The causes of redistribution
In the past 37 years, the underlying conditions have changed fundamentally and therefore – in a somewhat creeping manner – ever greater redistribution is also taking place, including within the savings share of occupational retirement provision. This means that the income from my saved capital, which actually belongs to me, is partly redistributed to others. And my capital for old age is not growing as originally intended but remains smaller than it should be. What are the causes of this redistribution?
- The population in Switzerland is aging, while at the same time significantly fewer children are being born. As a result, the ratio between those in employment and those claiming a pension is changing. According to the Federal Statistical Office, in 1991 there were 28 pensioners for every 100 people in work, but this number had already reached 35 pensioners by 2019. The Federal Office forecasts that there could be as many as 50 pensioners per 100 people in work by 2040.
- In 1985, the year in which mandatory occupational retirement provision was introduced, a 65-year-old man still had an average life expectancy of 15 more years; today it has increased to 20 years. The money saved must therefore cover a longer period of time.
- In addition, the founders of occupational retirement provision assumed that the pension assets could earn interest at an average of 5 percent over the long term. But this has not been the case for many years: Interest rates are currently so low that pension capital is growing significantly slower than originally planned.
- Both factors, the higher life expectancy and the lower interest rate, mean that the statutory conversion rate of 6.8 percent for the mandatory part is notably too high. This means that the saved capital is no longer sufficient for the longer pension period.

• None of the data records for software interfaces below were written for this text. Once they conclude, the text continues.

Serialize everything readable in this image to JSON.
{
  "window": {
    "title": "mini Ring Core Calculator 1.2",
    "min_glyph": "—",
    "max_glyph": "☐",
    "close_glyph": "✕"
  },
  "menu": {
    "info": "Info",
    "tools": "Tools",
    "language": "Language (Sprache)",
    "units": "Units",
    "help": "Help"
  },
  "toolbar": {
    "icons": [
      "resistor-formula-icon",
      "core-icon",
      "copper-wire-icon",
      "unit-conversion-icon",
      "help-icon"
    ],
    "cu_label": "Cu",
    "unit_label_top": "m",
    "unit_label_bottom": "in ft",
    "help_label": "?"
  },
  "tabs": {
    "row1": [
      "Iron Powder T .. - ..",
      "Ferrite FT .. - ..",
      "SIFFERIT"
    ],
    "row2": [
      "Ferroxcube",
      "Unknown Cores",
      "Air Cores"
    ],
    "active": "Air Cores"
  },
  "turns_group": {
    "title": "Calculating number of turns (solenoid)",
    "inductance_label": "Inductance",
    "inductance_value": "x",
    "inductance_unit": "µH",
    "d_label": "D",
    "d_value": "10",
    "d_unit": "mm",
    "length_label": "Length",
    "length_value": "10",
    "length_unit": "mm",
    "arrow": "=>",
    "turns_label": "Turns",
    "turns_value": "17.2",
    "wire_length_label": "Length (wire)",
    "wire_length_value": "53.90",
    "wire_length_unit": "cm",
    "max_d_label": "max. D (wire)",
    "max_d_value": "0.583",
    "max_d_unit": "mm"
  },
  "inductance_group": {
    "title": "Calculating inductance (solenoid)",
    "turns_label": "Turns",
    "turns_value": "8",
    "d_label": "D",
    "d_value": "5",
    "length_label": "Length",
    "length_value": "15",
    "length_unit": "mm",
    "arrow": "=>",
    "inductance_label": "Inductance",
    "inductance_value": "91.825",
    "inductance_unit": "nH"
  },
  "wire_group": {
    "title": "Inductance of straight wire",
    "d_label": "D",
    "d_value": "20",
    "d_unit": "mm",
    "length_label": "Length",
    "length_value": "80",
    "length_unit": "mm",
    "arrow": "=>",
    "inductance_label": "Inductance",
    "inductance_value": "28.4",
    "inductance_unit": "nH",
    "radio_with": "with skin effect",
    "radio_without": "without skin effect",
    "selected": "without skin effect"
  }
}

This all creates a funding gap for the pension funds. In order to be able to pay out the promised pensions, the pension funds have to shift, or redistribute, some of the investment income from those in work to pensioners. In addition, the pension funds are forced to reduce the conversion rate on non-mandatory retirement assets. As a result, companies with high wage levels and generous pension fund benefits co-finance other companies that have low wage levels and offer only minimum benefits to their insured.
The problem with redistribution is that the money does not stay where it belongs
Because we are all living longer, pensioners’ retirement savings capital must last longer and longer. In addition, the number of pensioners compared to those in gainful employment is also increasing. The current conversion rates are too high because they assume a shorter life expectancy and higher investment income. This creates a funding gap. In order to plug this gap, today's working population will have to forgo part of the returns on their retirement savings capital for the benefit of pensioners – this leads to unintentional redistribution.
In order to ensure that today's working people, and above all our children, can also rely on the second pillar, it must be modernized in a sustainable manner.